It’s hard to believe Chrome is 4 years old, isn’t it?
While it by no means put competing browsers out of business, Chrome did mix things up more than a little and was a driving force when it came to innovation on many fronts. Here’s a look at some of the great features Google has brought us during four years of Chrome development.
Speed and stability, coupled with a minimalist UI
When Chrome first launched, it was fast, and other browsers were quick to take note. Browser launch time felt near instantaneous, and many users were impressed by how quickly individual web pages loaded. This, in turn, encouraged Internet Explorer and Firefox to up the ante in terms of their own browsers’ speeds and load times. In this case, a little healthy competition helped improve the web browsing experience for just about everyone involved. Another great example of this was Chrome’s ability to isolate both plugins and tabs. If one plugin crashed, for example, Chrome would only kill the tabs that were using it; other tabs would keep running normally, preventing a rogue process or plugin from crashing the entire browser. In apparent response, Firefox later developed an identical feature.
To top it all off, Chrome’s interface was basic and clean, making web browsing a highlight rather than an afterthought. This appealed to a great deal of users who weren’t interested in lots of visible toolbars or setting options during their browsing experience. It continues to be a strong draw for people still on the fence about choosing a default, go-to browser.
Integration with other Google services
Do you have a Gmail account? What about a profile on Google+? The great thing about Chrome is that all of the Google services you use most have been integrated into your browsing experience. Signing into your Google account on Chrome lets you easily retrieve your bookmarks, history, plus your preferred settings on all of your Android devices. You have a lot of control over just how you want your browsing experience to be all at your fingertips, just by virtue of having a Google account.

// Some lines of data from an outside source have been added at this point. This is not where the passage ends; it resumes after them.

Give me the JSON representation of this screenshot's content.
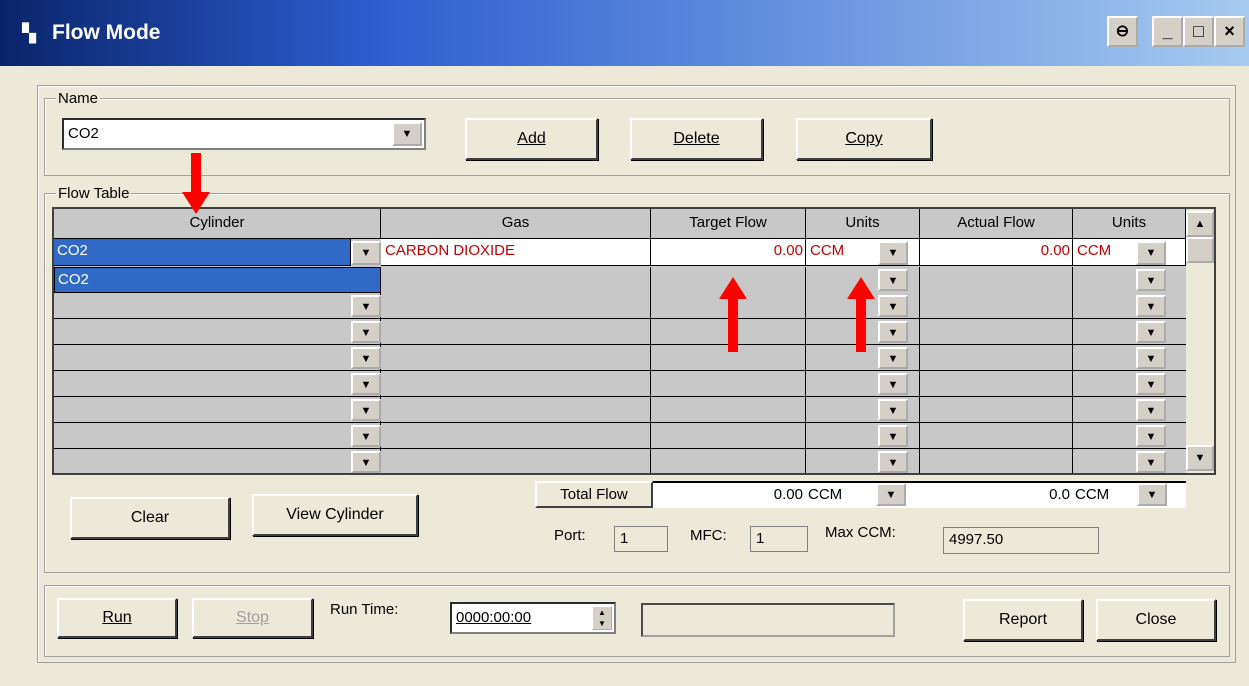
{
  "window": {
    "title": "Flow Mode",
    "controls": [
      "⊖",
      "_",
      "□",
      "×"
    ]
  },
  "name_group": {
    "label": "Name",
    "value": "CO2",
    "add": "Add",
    "delete": "Delete",
    "copy": "Copy"
  },
  "flow_table": {
    "label": "Flow Table",
    "headers": [
      "Cylinder",
      "Gas",
      "Target Flow",
      "Units",
      "Actual Flow",
      "Units"
    ],
    "rows": [
      {
        "cylinder": "CO2",
        "gas": "CARBON DIOXIDE",
        "target": "0.00",
        "units": "CCM",
        "actual": "0.00",
        "units2": "CCM"
      }
    ],
    "dropdown_option": "CO2",
    "total_flow_label": "Total Flow",
    "total_flow": "0.00",
    "total_units": "CCM",
    "total_actual": "0.0",
    "total_actual_units": "CCM"
  },
  "buttons": {
    "clear": "Clear",
    "view_cylinder": "View Cylinder",
    "run": "Run",
    "stop": "Stop",
    "report": "Report",
    "close": "Close"
  },
  "info": {
    "port_label": "Port:",
    "port": "1",
    "mfc_label": "MFC:",
    "mfc": "1",
    "max_label": "Max CCM:",
    "max": "4997.50"
  },
  "run_time": {
    "label": "Run Time:",
    "value": "0000:00:00"
  },
  "colors": {
    "title_start": "#0a246a",
    "selection": "#3169c6",
    "gas_text": "#c00000",
    "annotation": "#ff0000"
  }
}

Signing into Chrome is also a huge plus if you own or browse on multiple computers. Your bookmarks, web apps, and extensions you use won’t be stuck on one computer, since Chrome will save them for you to access on any machine that has it installed. The same goes for your preferred theme and browser preferences. All you need to do is sign in, and Chrome’ll do the rest.
The Chrome Web Store
Back in late 2010, Google launched the Chrome Web Store, a place where users could go to install various applications, browser themes, and extensions created by both Google and third party developers. This put it in direct competition with Mozilla’s Firefox Add-ons and really helped bring Chrome into the mainstream.
The Chrome Web Store is a great place to search for and discover new tools to make your browsing experience even better. Some of my personal favorites include Sumo Paint, a full-featured painting and image editing tool available directly in your browser; Pearltrees, a unique way to create a visual map of your favorite bookmarks; and Timeline Remove, a method by which to “turn off” your personal view of Facebook Timeline so you can enjoy your Facebook profile page the way you actually want to see it.
Chrome through the years
If those features weren’t enough, Google has created a page specifically to let users browse through Chrome’s various milestones and innovations by the year of their creation. Called the Chrome Time Machine, it’s a fun way to reminisce and see what features were developed when.
Happy birthday, Chrome! What are your personal favorite features on Chrome? Is there anything you’re hoping to see in future versions of Google’s web browser?
(Via Softonic FR)